St Stephen’s has been cleared for political science, College of Vocational Studies for English, Gargi for mathematics and Indraprastha College for geography. Five colleges had asked for Hindi journalism – till now, offered only at Bhim Rao Ambedkar and SGND Khalsa – six for history, seven for mathematics, four for English. There is demands also for subjects like philosophy, BA (Hons) Hindi, psychology, sociology, Most of the proposals have been approved. The decision of the standing committee will first have to be cleared by the academic council and then executive council of DU before colleges can actually expand. If it goes through the two councils, the number of seats in popular courses will increase considerably. The number of seats sanctioned for science subjects is about 30-32 and for the arts and social sciences, it is 46.
Bhim Rao Ambedkar has been refused Bachelor in Business Studies (now Bachelor in Management Studies), Aryabhatta can’t have chemistry, Bhaskaracharya College of Applied Sciences has been refused statistics, Bhagat Singh (evening) English.
“The committee has not recommended in cases where the colleges don’t have adequate infrastructure and there’s a shortage of or no permanent faculty,” says SGTB Khalsa’s Nachiketa Singh who’s a member of the committee.
“This happened mainly in case of the colleges receiving 100% aid from Delhi Government. To approve, we’d have to assume that they’re going to provide faculty. Approving without there being enough teachers can create problems,” says Singh.
The Academics for Action and Development, taking exception to this decision, have issued a statement saying they “strongly opposes the ‘separative enclave’ approach to Delhi Government colleges.”
“A memorandum was submitted to the Vice Chancellor protesting [against] the decision of the Standing Committee on Academic Affairs to defer the requests of 100%-funded Delhi government colleges for starting new courses,” they write.

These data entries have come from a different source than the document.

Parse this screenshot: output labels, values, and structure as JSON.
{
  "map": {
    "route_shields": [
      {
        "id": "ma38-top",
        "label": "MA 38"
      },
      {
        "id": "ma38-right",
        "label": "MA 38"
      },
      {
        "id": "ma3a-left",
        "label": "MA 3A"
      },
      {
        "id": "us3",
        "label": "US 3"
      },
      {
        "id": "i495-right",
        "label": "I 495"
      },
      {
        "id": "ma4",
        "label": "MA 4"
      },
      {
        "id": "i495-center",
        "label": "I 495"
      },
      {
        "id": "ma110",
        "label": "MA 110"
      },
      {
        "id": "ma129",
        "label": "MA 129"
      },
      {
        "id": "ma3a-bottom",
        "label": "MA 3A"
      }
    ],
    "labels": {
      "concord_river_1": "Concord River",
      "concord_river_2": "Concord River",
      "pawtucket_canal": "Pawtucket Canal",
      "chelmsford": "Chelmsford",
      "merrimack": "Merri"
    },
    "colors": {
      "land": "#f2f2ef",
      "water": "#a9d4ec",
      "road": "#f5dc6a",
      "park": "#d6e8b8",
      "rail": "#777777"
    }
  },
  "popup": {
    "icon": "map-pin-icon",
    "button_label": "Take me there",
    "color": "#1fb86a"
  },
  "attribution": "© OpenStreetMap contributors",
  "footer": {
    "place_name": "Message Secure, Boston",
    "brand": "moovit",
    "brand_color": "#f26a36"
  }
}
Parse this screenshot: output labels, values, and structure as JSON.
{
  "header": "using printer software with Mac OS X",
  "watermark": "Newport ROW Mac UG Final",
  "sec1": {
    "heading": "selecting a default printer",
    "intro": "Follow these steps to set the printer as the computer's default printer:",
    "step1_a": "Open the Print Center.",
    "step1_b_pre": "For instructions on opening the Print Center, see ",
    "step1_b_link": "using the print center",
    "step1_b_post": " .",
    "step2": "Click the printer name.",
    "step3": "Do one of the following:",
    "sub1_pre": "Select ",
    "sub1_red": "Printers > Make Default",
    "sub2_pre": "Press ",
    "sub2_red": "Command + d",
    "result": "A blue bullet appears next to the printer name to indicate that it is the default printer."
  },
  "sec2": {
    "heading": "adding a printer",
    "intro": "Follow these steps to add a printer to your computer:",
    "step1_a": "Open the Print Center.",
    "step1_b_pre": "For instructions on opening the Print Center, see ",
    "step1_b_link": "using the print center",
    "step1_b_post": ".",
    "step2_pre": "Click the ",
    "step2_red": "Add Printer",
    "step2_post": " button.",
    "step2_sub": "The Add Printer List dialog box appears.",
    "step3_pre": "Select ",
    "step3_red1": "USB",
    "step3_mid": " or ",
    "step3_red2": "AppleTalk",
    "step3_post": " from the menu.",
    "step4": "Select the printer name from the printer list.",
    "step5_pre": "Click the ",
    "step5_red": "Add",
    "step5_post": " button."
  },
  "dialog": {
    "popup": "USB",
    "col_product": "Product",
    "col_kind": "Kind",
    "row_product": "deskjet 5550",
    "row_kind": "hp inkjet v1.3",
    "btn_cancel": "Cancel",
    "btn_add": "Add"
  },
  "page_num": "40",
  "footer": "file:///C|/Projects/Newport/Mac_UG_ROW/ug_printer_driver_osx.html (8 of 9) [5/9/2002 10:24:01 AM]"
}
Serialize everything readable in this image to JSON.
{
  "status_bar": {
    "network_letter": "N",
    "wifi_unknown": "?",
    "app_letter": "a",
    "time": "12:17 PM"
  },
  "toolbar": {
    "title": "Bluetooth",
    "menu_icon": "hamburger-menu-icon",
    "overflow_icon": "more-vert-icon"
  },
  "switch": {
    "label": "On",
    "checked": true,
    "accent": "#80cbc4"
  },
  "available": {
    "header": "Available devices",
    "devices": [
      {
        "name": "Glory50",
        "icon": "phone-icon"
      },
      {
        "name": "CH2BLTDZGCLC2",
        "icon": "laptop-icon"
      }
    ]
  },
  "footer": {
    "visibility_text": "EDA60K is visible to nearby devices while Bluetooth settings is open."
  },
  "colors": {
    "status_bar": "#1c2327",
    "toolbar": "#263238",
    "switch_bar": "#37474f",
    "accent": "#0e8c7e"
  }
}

However, this isn’t the final lot. Proposals were submitted also in the eleventh hour and those are yet to be considered. “The chairperson of the committee Prof [Sudhish] Pachauri, said that we’ll meet against before the next academic council meeting and decide on them,” says Singh. The approval is on the basis of the existing course structure and syllabus and not choice-based credit system that’ll make far greater demands on infrastructure.
The expansion won’t impact the session of 2015-16. It will have to be approved both by the academic and executive councils of DU